Exercise requirements:
Send back every line of the data exactly.

******************************

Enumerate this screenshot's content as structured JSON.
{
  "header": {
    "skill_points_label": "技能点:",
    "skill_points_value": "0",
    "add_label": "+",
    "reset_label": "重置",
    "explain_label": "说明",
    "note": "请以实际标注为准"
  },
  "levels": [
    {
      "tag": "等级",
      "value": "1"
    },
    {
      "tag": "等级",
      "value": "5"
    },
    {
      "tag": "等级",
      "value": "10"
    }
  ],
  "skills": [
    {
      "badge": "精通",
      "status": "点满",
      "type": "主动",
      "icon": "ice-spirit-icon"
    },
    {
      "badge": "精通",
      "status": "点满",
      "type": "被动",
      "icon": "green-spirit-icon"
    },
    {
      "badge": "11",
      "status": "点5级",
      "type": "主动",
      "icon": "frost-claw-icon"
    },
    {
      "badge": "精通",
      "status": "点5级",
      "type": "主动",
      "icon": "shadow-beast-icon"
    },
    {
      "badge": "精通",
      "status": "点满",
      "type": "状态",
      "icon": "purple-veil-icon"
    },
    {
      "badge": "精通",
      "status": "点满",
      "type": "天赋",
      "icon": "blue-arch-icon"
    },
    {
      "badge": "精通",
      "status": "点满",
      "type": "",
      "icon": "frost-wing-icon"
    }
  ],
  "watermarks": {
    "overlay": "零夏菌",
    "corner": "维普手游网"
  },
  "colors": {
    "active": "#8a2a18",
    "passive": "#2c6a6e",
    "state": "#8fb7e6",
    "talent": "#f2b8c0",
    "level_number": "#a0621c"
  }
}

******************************

Exercise result:
Enumerate this screenshot's content as structured JSON.
{
  "header": {
    "skill_points_label": "技能点:",
    "skill_points_value": "0",
    "add_label": "+",
    "reset_label": "重置",
    "explain_label": "说明",
    "note": "请以实际标注为准"
  },
  "levels": [
    {
      "tag": "等级",
      "value": "1"
    },
    {
      "tag": "等级",
      "value": "5"
    },
    {
      "tag": "等级",
      "value": "10"
    }
  ],
  "skills": [
    {
      "badge": "精通",
      "status": "点满",
      "type": "主动",
      "icon": "ice-spirit-icon"
    },
    {
      "badge": "精通",
      "status": "点满",
      "type": "被动",
      "icon": "green-spirit-icon"
    },
    {
      "badge": "11",
      "status": "点5级",
      "type": "主动",
      "icon": "frost-claw-icon"
    },
    {
      "badge": "精通",
      "status": "点5级",
      "type": "主动",
      "icon": "shadow-beast-icon"
    },
    {
      "badge": "精通",
      "status": "点满",
      "type": "状态",
      "icon": "purple-veil-icon"
    },
    {
      "badge": "精通",
      "status": "点满",
      "type": "天赋",
      "icon": "blue-arch-icon"
    },
    {
      "badge": "精通",
      "status": "点满",
      "type": "",
      "icon": "frost-wing-icon"
    }
  ],
  "watermarks": {
    "overlay": "零夏菌",
    "corner": "维普手游网"
  },
  "colors": {
    "active": "#8a2a18",
    "passive": "#2c6a6e",
    "state": "#8fb7e6",
    "talent": "#f2b8c0",
    "level_number": "#a0621c"
  }
}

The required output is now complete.